  • Using log statements for testing and debugging messes up your code, and you still have to look through the logs manually
  • Potentially using different iRules in QA and production make automated deployment procedures harder
  • Bringing servers up and down to test fallback scenarios can be quite tedious
  • Manual verification steps are prone to error
  • Manual testing takes a lot of time
  • Development roundtrip-time is forever, since deployment to BIG-IP sometimes can take several minutes

Clearly, manual testing is not the way forward!

Test matrix and compatibility

Mac Os X Windows Cygwin
JTcl 2.4.0 yes yes yes
JTcl 2.5.0 yes yes yes
JTcl 2.6.0 yes yes yes
JTcl 2.7.0 yes yes yes
JTcl 2.8.0 yes yes yes
Tclsh 8.6 yes* yes* ?

The * indicates support only for standard Tcl commands

If you use TesTcl on a different platform, please let us know

Getting help

Post questions to the group at TesTcl user group
File bugs over at github

Contributing code

Contributions are very welcomed. There are just a few things to remember:

  • Run tests against JTcl since the custom iRule extensions have only been implemented in that Tcl implementation
    • Run examples.sh and tests.sh or their Windows equivalents, and verify output
  • Please follow existing coding style and indentation (2 spaces for tabs)
  • Add new example or test when appropriate
  • Add or update documentation when necessary and make sure it is correct (as in test it)

Who uses it?

Well, I can't really tell you, but according to Google Analytics, this site gets around 10 hits per day.

License

Just like JTcl, TesTcl is licensed under a BSD-style license.

Please please please
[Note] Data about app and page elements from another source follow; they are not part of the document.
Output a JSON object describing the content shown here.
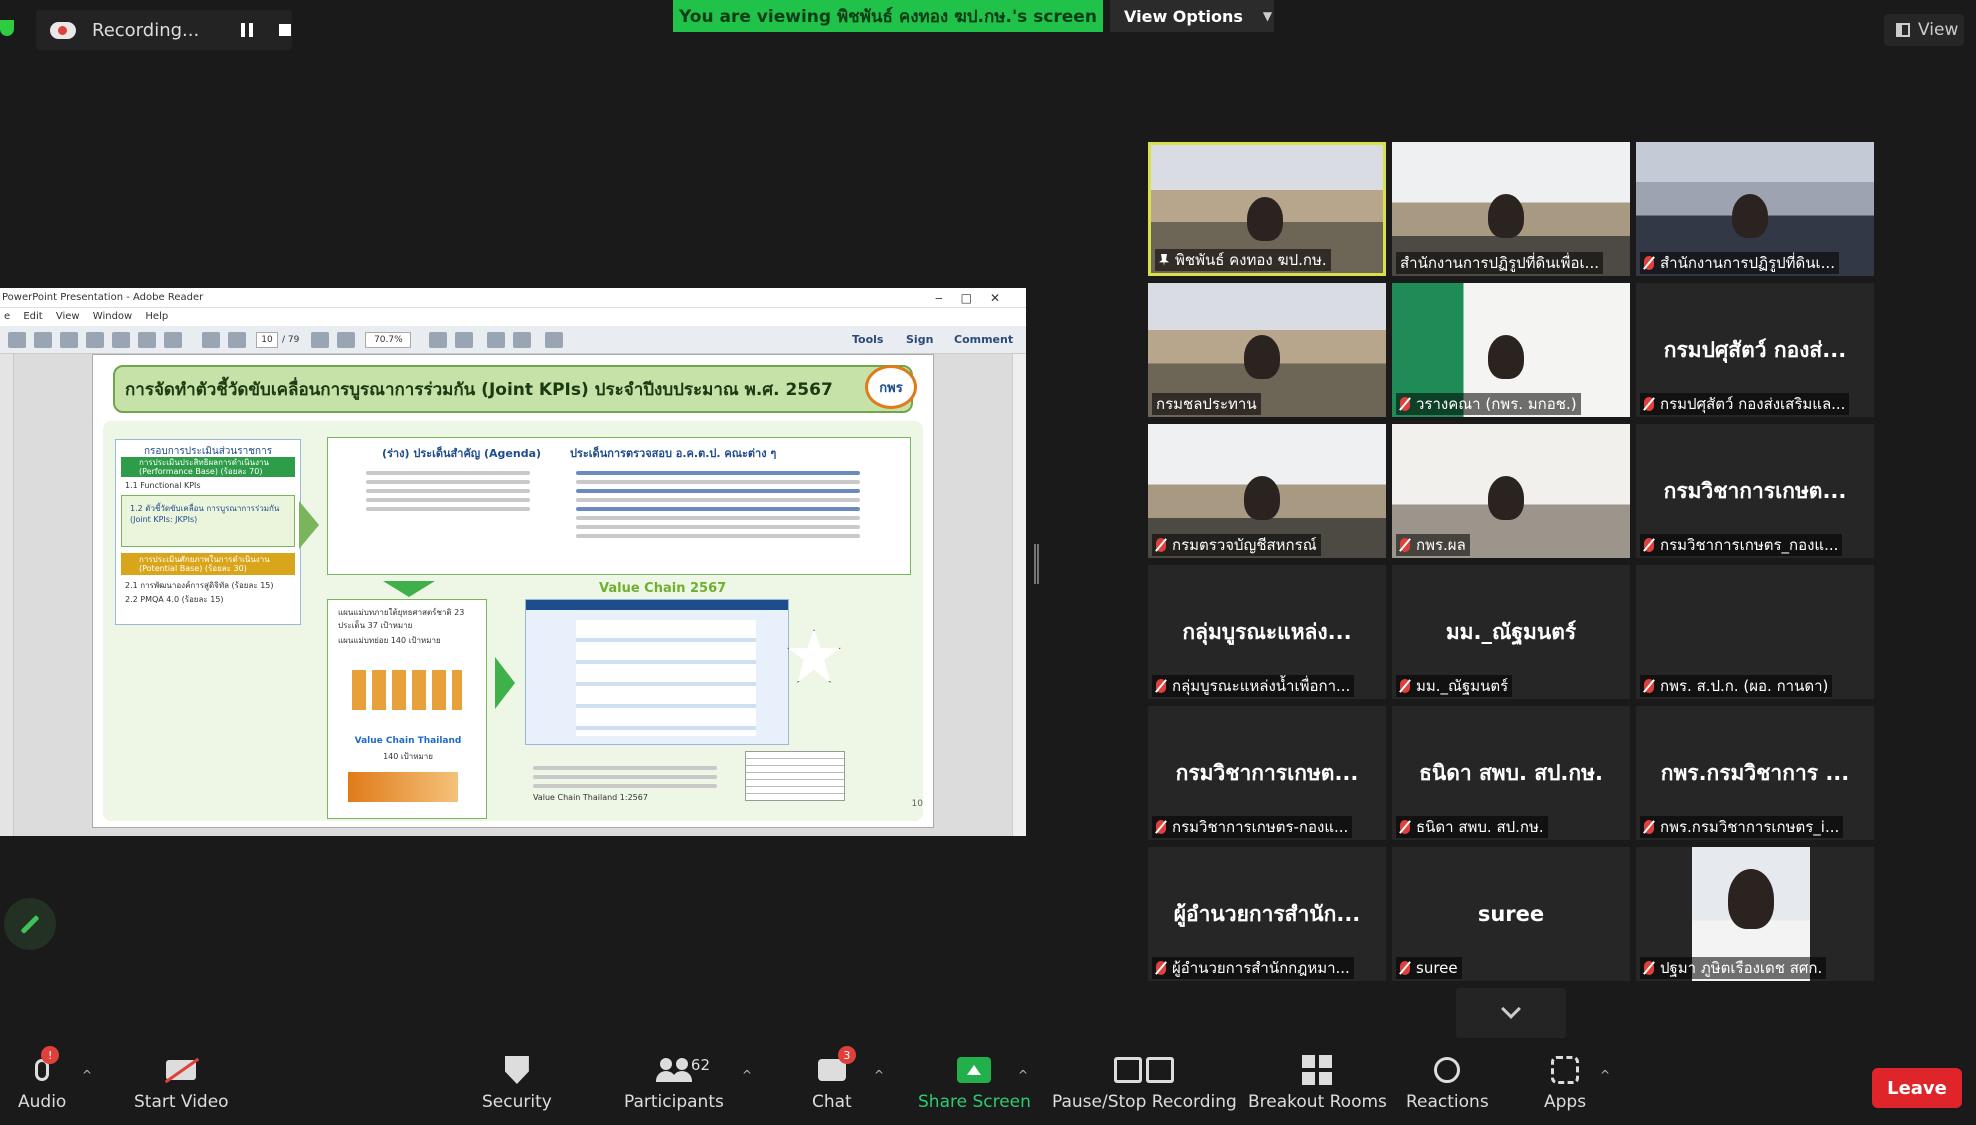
{
  "recording": {
    "label": "Recording..."
  },
  "banner": {
    "viewing_text": "You are viewing พิชพันธ์ คงทอง ฆป.กษ.'s screen",
    "view_options": "View Options"
  },
  "view_button": {
    "label": "View"
  },
  "shared_window": {
    "title": "PowerPoint Presentation - Adobe Reader",
    "menu": "e  Edit  View  Window  Help",
    "page_current": "10",
    "page_total": "/ 79",
    "zoom": "70.7%",
    "tools_label": "Tools",
    "sign_label": "Sign",
    "comment_label": "Comment"
  },
  "slide": {
    "title": "การจัดทำตัวชี้วัดขับเคลื่อนการบูรณาการร่วมกัน (Joint KPIs) ประจำปีงบประมาณ พ.ศ. 2567",
    "logo": "กพร",
    "left_header": "กรอบการประเมินส่วนราชการ",
    "item1": "การประเมินประสิทธิผลการดำเนินงาน (Performance Base) (ร้อยละ 70)",
    "item1_1": "1.1 Functional KPIs",
    "item1_2": "1.2 ตัวชี้วัดขับเคลื่อน การบูรณาการร่วมกัน (Joint KPIs: JKPIs)",
    "item2": "การประเมินศักยภาพในการดำเนินงาน (Potential Base) (ร้อยละ 30)",
    "item2_1": "2.1 การพัฒนาองค์การสู่ดิจิทัล (ร้อยละ 15)",
    "item2_2": "2.2 PMQA 4.0 (ร้อยละ 15)",
    "agenda_title": "(ร่าง) ประเด็นสำคัญ (Agenda)",
    "audit_title": "ประเด็นการตรวจสอบ อ.ค.ต.ป. คณะต่าง ๆ",
    "value_chain_title": "Value Chain 2567",
    "vc_thailand": "Value Chain Thailand",
    "vc_thailand_sub": "140 เป้าหมาย",
    "plan_line1": "แผนแม่บทภายใต้ยุทธศาสตร์ชาติ 23 ประเด็น 37 เป้าหมาย",
    "plan_line2": "แผนแม่บทย่อย 140 เป้าหมาย",
    "bottom_note": "Value Chain Thailand 1:2567",
    "page_number": "10"
  },
  "gallery": [
    {
      "big": "",
      "tag": "พิชพันธ์ คงทอง ฆป.กษ.",
      "pinned": true,
      "muted": false,
      "bg": "room"
    },
    {
      "big": "",
      "tag": "สำนักงานการปฏิรูปที่ดินเพื่อเ...",
      "pinned": false,
      "muted": false,
      "bg": "room2"
    },
    {
      "big": "",
      "tag": "สำนักงานการปฏิรูปที่ดินเ...",
      "pinned": false,
      "muted": true,
      "bg": "room3"
    },
    {
      "big": "",
      "tag": "กรมชลประทาน",
      "pinned": false,
      "muted": false,
      "bg": "room"
    },
    {
      "big": "",
      "tag": "วรางคณา (กพร. มกอช.)",
      "pinned": false,
      "muted": true,
      "bg": "room4"
    },
    {
      "big": "กรมปศุสัตว์ กองส่...",
      "tag": "กรมปศุสัตว์ กองส่งเสริมแล...",
      "pinned": false,
      "muted": true,
      "bg": ""
    },
    {
      "big": "",
      "tag": "กรมตรวจบัญชีสหกรณ์",
      "pinned": false,
      "muted": true,
      "bg": "room2"
    },
    {
      "big": "",
      "tag": "กพร.ผล",
      "pinned": false,
      "muted": true,
      "bg": "room5"
    },
    {
      "big": "กรมวิชาการเกษต...",
      "tag": "กรมวิชาการเกษตร_กองแ...",
      "pinned": false,
      "muted": true,
      "bg": ""
    },
    {
      "big": "กลุ่มบูรณะแหล่ง...",
      "tag": "กลุ่มบูรณะแหล่งน้ำเพื่อกา...",
      "pinned": false,
      "muted": true,
      "bg": ""
    },
    {
      "big": "มม._ณัฐมนตร์",
      "tag": "มม._ณัฐมนตร์",
      "pinned": false,
      "muted": true,
      "bg": ""
    },
    {
      "big": "",
      "tag": "กพร. ส.ป.ก. (ผอ. กานดา)",
      "pinned": false,
      "muted": true,
      "bg": ""
    },
    {
      "big": "กรมวิชาการเกษต...",
      "tag": "กรมวิชาการเกษตร-กองแ...",
      "pinned": false,
      "muted": true,
      "bg": ""
    },
    {
      "big": "ธนิดา สพบ. สป.กษ.",
      "tag": "ธนิดา สพบ. สป.กษ.",
      "pinned": false,
      "muted": true,
      "bg": ""
    },
    {
      "big": "กพร.กรมวิชาการ ...",
      "tag": "กพร.กรมวิชาการเกษตร_i...",
      "pinned": false,
      "muted": true,
      "bg": ""
    },
    {
      "big": "ผู้อำนวยการสำนัก...",
      "tag": "ผู้อำนวยการสำนักกฎหมา...",
      "pinned": false,
      "muted": true,
      "bg": ""
    },
    {
      "big": "suree",
      "tag": "suree",
      "pinned": false,
      "muted": true,
      "bg": ""
    },
    {
      "big": "",
      "tag": "ปฐมา ภูษิตเรืองเดช สศก.",
      "pinned": false,
      "muted": true,
      "bg": "avatar"
    }
  ],
  "toolbar": {
    "audio": "Audio",
    "audio_badge": "!",
    "video": "Start Video",
    "security": "Security",
    "participants": "Participants",
    "participants_count": "62",
    "chat": "Chat",
    "chat_badge": "3",
    "share": "Share Screen",
    "record": "Pause/Stop Recording",
    "breakout": "Breakout Rooms",
    "reactions": "Reactions",
    "apps": "Apps",
    "leave": "Leave"
  },
  "colors": {
    "accent_green": "#21c24a",
    "leave_red": "#e0252a",
    "active_border": "#d9e14a"
  }
}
Drop me a line if you use this library and find it useful: stefan.landro you know what gmail.com

You can also check out my LinkedIn profile or my Google+ profile, or even my twitter account - follow it for TesTcl releases